We’ve seen teams play well one year and tank the other (ask Seattle fans about that). And the Giants had all the ingredients for a similar kind of collapse. And not only did they not, but they were better. Sabean, for all his faults, did the right things. Bochy, for all of his faults, stayed on the right track (though he could have played Jose Guillen a lot less). Brian Wilson, for every naysayer out there, slammed the door again and again. Tim Lincecum, enduring a down year, came up big when the Giants needed him the most in September. Juan Uribe proved that just because you look bad statistically, it doesn’t mean you can’t have impact (the 2005 Chicago White Sox can testify to this).
I could go on and on. The Giants are in the playoffs. And I still am in utter shock/disbelief/elation. I haven’t wrote a post on this blog for almost three months. Work caught up with me, but the Giants started winning when I stopped posting and I didn’t want to jinx them. That’s how irrational I’ve become. For every post I write about how Andres Torres can’t be judged on his past MLB numbers, I do things like not posting because I fear I might blow the Giants playoffs chances.
And now it’s over. The Giants did it and I feel, as a fan, I can speak up again, now knowing that the tension is behind me…though only momentarily. After all, there is still the playoffs. I don’t want this feeling to end.
Before the season in 2008, the Giants were actually being talked about as a candidate to break the ’62 Mets record for most losses in a year. Eugenio Velez was heralded as one of their “Top” prospects. Rowand was expected to be their team leader and run producer after they signed him to a $60 million contract.

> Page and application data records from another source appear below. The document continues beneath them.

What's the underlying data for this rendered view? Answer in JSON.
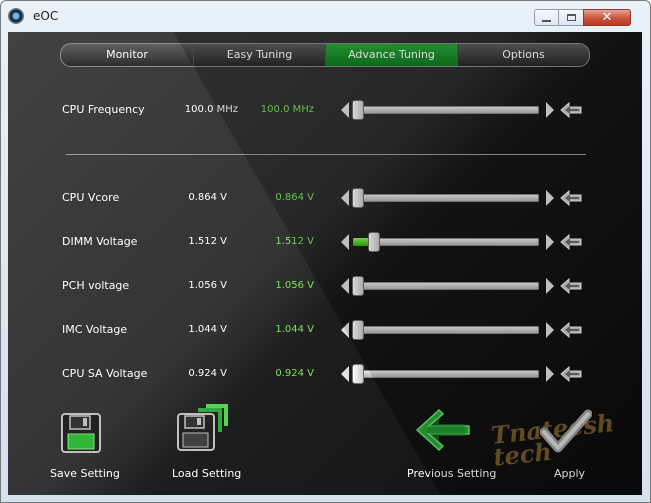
{
  "window": {
    "title": "eOC",
    "controls": {
      "minimize": "—",
      "maximize": "□",
      "close": "✕"
    }
  },
  "tabs": [
    {
      "label": "Monitor",
      "active": false
    },
    {
      "label": "Easy Tuning",
      "active": false
    },
    {
      "label": "Advance Tuning",
      "active": true
    },
    {
      "label": "Options",
      "active": false
    }
  ],
  "cpu_frequency": {
    "label": "CPU Frequency",
    "current": "100.0 MHz",
    "new": "100.0 MHz",
    "slider_level": 0.0
  },
  "voltages": [
    {
      "label": "CPU Vcore",
      "current": "0.864 V",
      "new": "0.864 V",
      "slider_level": 0.0
    },
    {
      "label": "DIMM Voltage",
      "current": "1.512 V",
      "new": "1.512 V",
      "slider_level": 0.09
    },
    {
      "label": "PCH voltage",
      "current": "1.056 V",
      "new": "1.056 V",
      "slider_level": 0.0
    },
    {
      "label": "IMC Voltage",
      "current": "1.044 V",
      "new": "1.044 V",
      "slider_level": 0.0
    },
    {
      "label": "CPU SA Voltage",
      "current": "0.924 V",
      "new": "0.924 V",
      "slider_level": 0.0
    }
  ],
  "actions": {
    "save_setting": "Save Setting",
    "load_setting": "Load Setting",
    "previous_setting": "Previous Setting",
    "apply": "Apply"
  },
  "watermark": "Tnateesh tech",
  "colors": {
    "accent_green": "#2aa63a",
    "value_green": "#7ae05a",
    "text": "#ffffff"
  },
  "icons": {
    "save": "floppy-disk-icon",
    "load": "floppy-disk-load-icon",
    "previous": "green-left-arrow-icon",
    "apply": "checkmark-icon",
    "reset": "reset-arrow-icon"
  }
}
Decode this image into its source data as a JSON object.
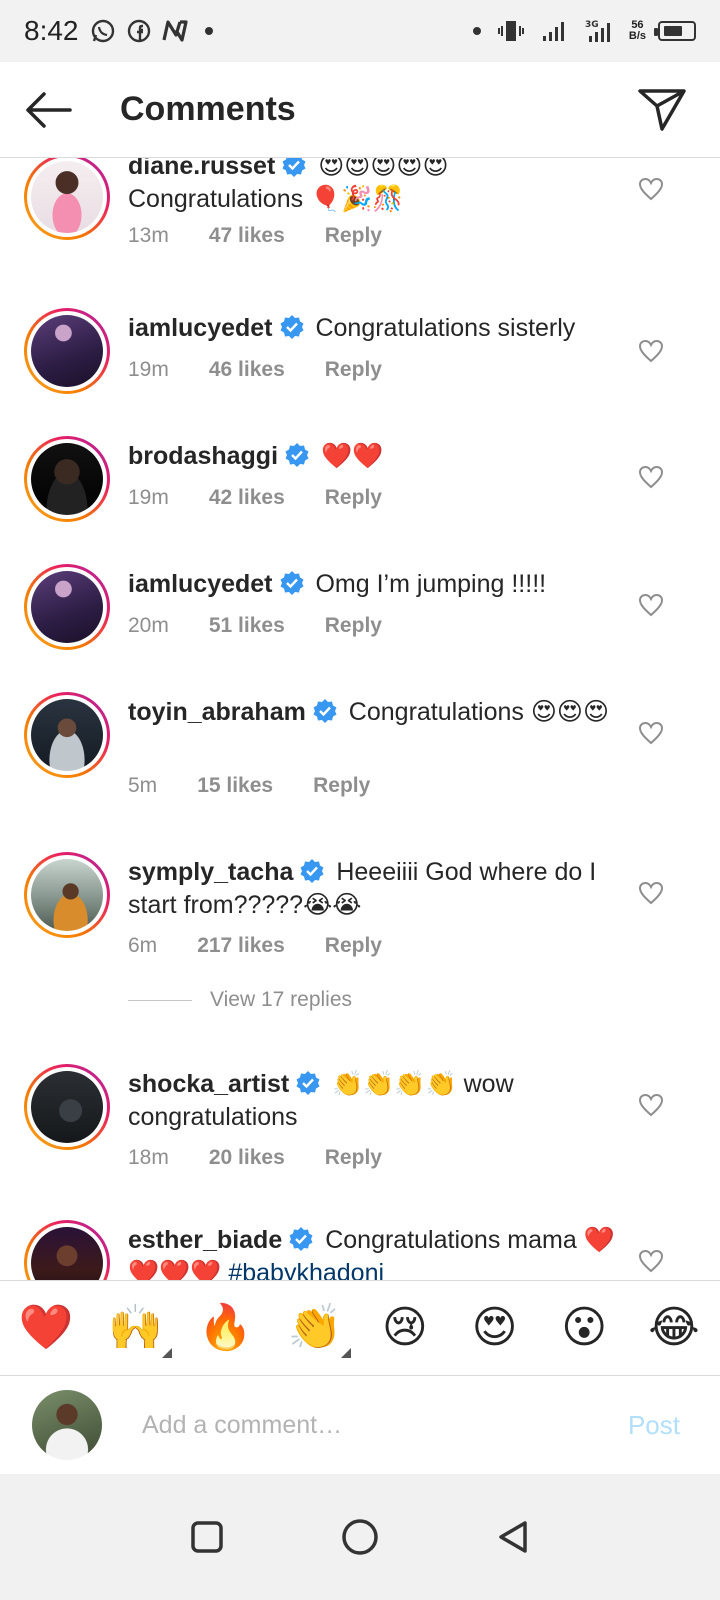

And look where they are now. 92-70, NL West Champs and in the playoffs for the first time in 2003.
Thank you God.
I can feel Bobby Thomson watching out over us as we speak.
- MLB 2010 Playoffs: What the San Francisco Giants Need to Win the NLDS (bleacherreport.com)
- These Lovable Giants (joeposnanski.si.com)
- MLB Playoff Prediction: 10 Reasons San Francisco Giants Will Beat Atlanta (bleacherreport.com)
- Playoff-bound Giants laud GM Sabean (cbc.ca)